■ PROMPT
This exercise calls for every line of the data below with the string "tabs" in it.

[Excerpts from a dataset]
------------------------------------------------------------------------

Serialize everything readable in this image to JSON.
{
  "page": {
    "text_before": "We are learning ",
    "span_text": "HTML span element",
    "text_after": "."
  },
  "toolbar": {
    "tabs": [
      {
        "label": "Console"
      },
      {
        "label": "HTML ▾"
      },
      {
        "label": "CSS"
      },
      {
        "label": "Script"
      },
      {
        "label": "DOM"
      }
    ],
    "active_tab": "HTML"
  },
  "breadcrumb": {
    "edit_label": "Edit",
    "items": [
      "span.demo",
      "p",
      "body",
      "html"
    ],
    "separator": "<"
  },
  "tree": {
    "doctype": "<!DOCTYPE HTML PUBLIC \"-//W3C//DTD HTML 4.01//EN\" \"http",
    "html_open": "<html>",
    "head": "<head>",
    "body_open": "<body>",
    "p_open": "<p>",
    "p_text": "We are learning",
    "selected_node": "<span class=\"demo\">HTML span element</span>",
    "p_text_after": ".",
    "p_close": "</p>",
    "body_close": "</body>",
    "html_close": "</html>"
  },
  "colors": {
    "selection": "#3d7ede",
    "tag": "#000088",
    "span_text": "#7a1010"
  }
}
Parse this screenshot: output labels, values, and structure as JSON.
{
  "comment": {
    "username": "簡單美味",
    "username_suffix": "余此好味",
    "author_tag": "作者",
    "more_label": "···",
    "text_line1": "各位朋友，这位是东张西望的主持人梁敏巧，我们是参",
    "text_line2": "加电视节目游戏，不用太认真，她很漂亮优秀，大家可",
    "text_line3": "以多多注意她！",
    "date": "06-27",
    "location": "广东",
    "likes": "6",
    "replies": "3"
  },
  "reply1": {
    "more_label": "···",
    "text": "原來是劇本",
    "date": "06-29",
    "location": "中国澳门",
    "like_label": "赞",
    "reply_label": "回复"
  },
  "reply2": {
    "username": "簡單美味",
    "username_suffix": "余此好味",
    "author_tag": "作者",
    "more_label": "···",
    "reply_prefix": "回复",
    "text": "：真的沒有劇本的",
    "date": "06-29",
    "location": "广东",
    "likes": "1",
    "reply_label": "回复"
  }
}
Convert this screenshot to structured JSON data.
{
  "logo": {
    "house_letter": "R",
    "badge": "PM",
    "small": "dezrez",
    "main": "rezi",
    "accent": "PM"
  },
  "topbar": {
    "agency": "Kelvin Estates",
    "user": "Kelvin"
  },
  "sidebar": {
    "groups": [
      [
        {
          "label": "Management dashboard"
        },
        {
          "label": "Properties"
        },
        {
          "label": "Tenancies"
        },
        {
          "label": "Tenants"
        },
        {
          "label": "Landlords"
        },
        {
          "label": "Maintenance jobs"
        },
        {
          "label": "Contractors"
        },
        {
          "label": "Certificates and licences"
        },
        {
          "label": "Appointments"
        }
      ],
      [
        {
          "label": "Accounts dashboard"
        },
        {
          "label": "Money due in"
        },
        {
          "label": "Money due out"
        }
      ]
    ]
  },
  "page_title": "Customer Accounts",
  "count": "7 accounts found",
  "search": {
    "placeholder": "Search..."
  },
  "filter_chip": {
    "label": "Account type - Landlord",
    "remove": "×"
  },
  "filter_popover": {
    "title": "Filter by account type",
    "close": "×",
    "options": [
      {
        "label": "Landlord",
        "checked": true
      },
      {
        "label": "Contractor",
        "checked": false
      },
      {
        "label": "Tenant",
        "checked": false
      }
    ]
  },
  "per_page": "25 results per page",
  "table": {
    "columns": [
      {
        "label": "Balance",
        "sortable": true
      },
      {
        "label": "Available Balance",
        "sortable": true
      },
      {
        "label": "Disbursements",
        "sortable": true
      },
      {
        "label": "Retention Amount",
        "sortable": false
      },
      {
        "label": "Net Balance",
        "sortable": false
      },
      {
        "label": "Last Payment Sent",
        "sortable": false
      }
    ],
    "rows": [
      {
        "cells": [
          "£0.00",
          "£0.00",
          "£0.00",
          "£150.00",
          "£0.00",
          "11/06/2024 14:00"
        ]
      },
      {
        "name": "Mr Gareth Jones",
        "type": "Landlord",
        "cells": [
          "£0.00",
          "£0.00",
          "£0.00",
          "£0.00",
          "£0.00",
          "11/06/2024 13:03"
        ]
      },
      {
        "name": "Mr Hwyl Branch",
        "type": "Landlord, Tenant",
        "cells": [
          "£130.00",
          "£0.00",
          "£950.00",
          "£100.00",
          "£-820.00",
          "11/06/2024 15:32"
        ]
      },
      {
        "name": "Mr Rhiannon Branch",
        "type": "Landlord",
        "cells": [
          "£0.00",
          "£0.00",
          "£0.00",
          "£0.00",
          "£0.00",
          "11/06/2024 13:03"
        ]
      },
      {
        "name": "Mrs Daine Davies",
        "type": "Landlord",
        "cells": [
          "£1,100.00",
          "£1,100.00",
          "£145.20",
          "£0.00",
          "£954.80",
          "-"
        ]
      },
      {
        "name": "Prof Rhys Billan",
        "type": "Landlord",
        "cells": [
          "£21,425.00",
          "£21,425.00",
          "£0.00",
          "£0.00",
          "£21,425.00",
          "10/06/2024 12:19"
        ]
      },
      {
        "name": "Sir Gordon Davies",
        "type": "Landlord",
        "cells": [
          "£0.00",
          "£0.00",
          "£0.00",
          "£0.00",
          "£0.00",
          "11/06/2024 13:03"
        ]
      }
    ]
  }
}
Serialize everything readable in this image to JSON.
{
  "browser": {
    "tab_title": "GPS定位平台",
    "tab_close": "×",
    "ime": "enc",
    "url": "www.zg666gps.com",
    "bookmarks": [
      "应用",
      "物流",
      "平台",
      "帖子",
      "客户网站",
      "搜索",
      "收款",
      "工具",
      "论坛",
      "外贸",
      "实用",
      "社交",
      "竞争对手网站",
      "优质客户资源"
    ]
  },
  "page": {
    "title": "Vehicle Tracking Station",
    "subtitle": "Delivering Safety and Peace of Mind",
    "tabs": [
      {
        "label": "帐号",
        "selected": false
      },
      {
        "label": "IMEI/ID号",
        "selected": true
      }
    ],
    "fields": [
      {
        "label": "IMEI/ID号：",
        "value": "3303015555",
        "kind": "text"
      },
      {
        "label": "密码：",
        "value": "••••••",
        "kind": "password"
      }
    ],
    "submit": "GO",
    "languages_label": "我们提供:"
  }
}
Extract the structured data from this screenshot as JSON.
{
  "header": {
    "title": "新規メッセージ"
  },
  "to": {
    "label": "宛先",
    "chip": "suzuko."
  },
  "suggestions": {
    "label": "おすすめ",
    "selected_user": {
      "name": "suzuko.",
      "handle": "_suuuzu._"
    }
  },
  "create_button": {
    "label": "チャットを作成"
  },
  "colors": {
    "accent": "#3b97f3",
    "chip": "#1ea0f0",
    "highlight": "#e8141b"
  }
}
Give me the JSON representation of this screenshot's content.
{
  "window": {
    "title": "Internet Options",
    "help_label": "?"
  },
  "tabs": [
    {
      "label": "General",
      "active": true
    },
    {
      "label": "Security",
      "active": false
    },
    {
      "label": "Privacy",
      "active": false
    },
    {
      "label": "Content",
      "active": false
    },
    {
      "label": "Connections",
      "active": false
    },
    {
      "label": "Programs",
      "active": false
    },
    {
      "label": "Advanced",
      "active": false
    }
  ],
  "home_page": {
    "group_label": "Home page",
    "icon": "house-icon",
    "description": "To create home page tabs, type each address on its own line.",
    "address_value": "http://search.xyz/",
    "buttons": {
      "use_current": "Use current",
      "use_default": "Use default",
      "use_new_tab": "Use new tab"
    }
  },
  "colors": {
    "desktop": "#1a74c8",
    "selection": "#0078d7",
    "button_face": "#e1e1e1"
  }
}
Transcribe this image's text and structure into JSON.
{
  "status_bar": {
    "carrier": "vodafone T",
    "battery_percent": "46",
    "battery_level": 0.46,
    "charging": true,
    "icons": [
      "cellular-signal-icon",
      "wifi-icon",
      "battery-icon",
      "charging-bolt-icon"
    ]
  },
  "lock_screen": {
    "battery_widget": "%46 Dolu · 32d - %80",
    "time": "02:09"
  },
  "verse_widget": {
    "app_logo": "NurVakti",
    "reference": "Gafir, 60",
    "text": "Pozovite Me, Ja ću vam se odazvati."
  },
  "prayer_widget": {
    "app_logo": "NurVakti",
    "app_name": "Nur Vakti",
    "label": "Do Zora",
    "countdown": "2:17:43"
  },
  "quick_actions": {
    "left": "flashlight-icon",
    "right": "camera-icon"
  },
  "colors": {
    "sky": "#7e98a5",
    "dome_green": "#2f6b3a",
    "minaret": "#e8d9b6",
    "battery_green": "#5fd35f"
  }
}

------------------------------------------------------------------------

■ PROBLEM SOLUTION
    "tabs": [
    "tabs": [
  "tabs": [
    "description": "To create home page tabs, type each address on its own line.",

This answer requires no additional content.